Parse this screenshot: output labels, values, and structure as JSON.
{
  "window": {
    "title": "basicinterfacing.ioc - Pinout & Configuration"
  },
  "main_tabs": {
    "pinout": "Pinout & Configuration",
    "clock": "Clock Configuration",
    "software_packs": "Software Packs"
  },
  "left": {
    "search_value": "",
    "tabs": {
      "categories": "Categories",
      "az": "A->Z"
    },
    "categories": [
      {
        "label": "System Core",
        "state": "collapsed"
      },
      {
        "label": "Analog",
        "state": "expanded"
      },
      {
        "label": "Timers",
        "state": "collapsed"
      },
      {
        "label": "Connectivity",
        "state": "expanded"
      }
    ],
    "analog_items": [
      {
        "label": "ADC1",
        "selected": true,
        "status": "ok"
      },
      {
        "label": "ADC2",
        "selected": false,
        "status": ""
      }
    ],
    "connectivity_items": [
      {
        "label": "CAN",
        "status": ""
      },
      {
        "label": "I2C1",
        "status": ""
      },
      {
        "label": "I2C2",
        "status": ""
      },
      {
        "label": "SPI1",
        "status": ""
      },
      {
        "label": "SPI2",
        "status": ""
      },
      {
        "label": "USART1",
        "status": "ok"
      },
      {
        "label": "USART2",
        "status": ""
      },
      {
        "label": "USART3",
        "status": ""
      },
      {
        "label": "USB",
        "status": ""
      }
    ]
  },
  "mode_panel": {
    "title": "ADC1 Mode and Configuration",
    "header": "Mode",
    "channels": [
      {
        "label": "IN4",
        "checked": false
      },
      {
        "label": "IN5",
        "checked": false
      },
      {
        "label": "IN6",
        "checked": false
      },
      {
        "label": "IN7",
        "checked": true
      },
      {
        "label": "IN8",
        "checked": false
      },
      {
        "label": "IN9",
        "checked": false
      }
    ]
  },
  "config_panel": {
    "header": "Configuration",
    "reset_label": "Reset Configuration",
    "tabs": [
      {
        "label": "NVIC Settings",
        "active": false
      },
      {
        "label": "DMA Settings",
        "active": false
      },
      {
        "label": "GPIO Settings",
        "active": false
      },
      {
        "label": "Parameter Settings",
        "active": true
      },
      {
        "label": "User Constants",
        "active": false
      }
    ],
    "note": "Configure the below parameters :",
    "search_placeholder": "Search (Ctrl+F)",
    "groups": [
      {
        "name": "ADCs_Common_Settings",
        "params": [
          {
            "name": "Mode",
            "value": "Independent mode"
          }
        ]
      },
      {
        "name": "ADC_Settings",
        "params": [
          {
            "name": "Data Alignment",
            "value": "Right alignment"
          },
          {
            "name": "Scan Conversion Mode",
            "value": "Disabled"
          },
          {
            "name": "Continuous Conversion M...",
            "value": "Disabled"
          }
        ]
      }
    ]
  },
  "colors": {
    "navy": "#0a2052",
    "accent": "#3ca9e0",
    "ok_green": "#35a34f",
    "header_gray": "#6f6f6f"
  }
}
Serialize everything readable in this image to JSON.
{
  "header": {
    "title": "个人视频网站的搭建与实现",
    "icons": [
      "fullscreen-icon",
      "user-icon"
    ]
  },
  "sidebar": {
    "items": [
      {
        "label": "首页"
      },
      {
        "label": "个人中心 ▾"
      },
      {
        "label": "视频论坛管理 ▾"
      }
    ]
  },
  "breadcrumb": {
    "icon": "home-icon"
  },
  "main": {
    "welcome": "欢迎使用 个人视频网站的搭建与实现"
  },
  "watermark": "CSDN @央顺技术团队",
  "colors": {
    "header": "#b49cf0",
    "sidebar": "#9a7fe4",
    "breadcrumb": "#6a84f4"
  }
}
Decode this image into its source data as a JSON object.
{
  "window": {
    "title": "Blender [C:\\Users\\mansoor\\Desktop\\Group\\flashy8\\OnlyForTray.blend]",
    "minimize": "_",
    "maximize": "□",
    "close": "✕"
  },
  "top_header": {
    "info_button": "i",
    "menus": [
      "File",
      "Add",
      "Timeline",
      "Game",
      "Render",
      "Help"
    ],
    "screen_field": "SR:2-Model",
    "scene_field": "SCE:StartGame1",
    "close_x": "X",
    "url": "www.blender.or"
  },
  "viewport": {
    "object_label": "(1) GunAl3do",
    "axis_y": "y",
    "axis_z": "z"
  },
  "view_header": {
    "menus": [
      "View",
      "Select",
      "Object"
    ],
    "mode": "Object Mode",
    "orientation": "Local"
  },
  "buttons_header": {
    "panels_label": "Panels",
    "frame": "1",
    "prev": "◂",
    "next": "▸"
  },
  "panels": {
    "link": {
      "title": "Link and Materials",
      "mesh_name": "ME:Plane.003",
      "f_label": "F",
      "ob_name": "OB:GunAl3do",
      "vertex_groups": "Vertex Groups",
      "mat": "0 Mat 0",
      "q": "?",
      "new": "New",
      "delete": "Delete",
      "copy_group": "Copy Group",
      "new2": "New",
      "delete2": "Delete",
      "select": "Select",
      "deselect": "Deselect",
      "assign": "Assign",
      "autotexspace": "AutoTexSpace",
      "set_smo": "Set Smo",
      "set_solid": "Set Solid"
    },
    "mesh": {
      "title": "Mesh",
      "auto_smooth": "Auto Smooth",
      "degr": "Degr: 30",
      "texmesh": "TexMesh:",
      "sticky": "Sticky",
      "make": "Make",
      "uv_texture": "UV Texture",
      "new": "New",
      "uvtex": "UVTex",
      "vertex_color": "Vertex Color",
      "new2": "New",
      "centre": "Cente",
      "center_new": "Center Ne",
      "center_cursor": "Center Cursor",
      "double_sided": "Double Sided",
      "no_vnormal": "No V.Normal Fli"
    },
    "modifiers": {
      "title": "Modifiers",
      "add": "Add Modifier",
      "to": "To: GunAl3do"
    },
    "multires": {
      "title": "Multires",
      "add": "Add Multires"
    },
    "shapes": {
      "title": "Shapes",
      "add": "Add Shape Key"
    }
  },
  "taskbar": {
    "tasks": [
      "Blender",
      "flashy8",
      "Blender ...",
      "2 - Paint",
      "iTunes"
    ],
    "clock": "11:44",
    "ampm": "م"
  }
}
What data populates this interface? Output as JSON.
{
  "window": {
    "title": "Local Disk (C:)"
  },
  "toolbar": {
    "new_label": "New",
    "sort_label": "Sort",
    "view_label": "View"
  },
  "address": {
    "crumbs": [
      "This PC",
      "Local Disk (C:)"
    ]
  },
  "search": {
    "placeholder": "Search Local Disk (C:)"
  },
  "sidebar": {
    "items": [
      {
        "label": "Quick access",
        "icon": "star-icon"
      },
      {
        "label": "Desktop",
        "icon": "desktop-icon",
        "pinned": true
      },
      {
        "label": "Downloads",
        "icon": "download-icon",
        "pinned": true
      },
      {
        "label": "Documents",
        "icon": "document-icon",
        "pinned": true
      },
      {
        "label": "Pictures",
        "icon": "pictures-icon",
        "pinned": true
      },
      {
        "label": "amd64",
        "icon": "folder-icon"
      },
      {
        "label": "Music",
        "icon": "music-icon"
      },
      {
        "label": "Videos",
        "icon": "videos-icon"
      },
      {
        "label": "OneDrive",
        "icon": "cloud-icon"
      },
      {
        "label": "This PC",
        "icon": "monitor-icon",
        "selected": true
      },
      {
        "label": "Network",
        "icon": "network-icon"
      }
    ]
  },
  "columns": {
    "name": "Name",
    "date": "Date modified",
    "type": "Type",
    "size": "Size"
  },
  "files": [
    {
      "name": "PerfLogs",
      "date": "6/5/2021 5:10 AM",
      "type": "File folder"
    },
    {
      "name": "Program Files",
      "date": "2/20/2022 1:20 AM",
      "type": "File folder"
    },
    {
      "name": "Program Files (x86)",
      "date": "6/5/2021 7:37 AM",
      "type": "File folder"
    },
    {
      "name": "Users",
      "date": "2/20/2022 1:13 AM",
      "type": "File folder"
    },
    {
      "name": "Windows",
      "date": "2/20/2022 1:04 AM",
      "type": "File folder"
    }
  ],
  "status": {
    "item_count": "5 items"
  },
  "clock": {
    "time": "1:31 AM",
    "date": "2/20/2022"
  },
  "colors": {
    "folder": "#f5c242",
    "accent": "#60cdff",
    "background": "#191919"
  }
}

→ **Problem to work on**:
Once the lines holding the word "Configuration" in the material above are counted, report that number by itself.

→ **Response**:
6